Tough talks are expected when the Commission and EU states meet for the first time this weekend to discuss the EU’s budget until the middle of the next decade.

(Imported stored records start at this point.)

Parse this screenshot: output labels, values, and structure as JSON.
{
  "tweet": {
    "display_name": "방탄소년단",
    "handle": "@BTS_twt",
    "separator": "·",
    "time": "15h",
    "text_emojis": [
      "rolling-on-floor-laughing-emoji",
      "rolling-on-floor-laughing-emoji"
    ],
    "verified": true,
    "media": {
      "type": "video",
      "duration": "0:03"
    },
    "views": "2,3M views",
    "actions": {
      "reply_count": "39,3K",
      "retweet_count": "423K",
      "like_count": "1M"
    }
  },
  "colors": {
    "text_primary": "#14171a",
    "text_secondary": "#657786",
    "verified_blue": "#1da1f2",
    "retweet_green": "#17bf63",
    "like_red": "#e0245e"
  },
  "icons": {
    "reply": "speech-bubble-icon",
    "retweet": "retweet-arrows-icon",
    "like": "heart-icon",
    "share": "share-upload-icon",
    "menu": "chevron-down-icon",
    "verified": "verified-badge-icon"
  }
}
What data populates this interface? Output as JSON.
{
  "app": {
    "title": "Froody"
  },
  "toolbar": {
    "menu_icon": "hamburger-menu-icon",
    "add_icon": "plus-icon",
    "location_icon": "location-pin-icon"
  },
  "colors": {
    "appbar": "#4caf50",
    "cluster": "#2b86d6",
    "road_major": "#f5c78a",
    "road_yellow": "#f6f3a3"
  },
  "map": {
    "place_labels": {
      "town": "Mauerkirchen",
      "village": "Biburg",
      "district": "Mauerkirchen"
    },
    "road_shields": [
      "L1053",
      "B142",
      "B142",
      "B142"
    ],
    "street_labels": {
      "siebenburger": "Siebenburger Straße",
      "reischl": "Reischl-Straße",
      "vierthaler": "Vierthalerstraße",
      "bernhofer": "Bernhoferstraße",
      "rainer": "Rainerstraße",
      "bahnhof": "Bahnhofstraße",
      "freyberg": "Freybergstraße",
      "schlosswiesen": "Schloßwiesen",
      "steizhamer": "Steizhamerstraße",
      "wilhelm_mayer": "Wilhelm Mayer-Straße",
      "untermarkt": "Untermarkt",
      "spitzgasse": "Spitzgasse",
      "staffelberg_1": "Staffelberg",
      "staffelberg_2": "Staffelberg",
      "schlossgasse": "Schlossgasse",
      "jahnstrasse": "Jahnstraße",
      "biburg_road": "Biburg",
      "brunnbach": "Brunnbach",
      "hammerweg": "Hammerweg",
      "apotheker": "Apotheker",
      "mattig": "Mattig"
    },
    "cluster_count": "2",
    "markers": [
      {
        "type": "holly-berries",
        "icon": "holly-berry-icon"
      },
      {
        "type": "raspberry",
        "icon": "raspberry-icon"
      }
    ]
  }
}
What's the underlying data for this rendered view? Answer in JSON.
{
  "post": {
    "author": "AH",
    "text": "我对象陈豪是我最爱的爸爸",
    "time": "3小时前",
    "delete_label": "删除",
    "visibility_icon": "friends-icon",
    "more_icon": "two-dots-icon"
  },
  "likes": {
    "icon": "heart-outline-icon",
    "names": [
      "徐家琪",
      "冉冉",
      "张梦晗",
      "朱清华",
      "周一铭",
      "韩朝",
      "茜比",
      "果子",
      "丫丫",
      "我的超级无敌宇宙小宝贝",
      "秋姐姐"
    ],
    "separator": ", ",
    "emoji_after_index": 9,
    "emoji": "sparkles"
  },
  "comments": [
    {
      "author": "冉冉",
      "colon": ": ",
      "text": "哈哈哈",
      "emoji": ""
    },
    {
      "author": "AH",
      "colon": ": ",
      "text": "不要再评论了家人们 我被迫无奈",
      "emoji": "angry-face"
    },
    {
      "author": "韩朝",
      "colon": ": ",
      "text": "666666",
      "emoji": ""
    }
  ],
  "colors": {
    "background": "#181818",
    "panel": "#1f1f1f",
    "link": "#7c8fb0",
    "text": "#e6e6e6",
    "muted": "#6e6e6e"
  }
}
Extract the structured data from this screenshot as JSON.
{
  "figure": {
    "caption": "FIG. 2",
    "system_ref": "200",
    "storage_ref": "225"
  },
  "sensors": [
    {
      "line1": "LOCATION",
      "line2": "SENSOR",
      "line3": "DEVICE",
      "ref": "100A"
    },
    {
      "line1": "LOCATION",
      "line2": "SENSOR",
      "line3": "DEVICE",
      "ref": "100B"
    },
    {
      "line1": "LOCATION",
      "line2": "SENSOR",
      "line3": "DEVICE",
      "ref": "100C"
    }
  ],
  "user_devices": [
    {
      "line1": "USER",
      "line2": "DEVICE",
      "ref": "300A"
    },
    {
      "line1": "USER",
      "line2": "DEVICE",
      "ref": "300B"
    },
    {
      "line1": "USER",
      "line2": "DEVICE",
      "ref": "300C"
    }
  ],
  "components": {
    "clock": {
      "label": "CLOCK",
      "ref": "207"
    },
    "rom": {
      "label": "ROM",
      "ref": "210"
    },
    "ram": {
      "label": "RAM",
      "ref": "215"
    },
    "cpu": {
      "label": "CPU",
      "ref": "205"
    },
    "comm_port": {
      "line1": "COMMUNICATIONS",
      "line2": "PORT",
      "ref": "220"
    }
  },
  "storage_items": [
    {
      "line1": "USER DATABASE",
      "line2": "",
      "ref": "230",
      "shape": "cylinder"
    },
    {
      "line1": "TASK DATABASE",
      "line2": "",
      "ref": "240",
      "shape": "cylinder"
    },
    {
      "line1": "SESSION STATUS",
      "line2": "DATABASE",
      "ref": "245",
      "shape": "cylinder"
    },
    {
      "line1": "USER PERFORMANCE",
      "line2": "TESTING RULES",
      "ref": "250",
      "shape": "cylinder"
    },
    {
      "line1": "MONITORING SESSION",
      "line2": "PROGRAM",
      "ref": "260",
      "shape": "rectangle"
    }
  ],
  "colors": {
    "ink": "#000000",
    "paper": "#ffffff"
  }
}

The meeting will be the first face-to-face discussion between the two sides on how to fund the EU from 2007 to 2013. EU Commission President Romano Prodi and his team will present the case for an increase in the EU budget, but can expect short shrift from some member states, including the 'big three' -- Germany, France and the Britain. Last December, the leaders of the UK, France, Germany, the Netherlands, Sweden and Austria signed a joint letter to Mr Prodi calling for the 2007-2013 EU budget to be capped. They said that contributions should be no higher than one percent of gross national income (GNI), significantly lower than the current ceiling of 1.24 percent. But the Commission has ignored the plea and published proposals for large increases over the seven years. Under the Commission’s plans, member states would contribute just over €900 billion over the spending period - known in Brussels jargon as the ‘financial perspective’. Brussels argues that more cash is necessary if the EU wants to be a major player on the world stage, both in terms of foreign policy clout and in meeting its objective to become "the most competitive economy in the world by 2010". The Commission also believes that the eve of enlargement is not the time to begin cutting EU funds. (EUobserver.com)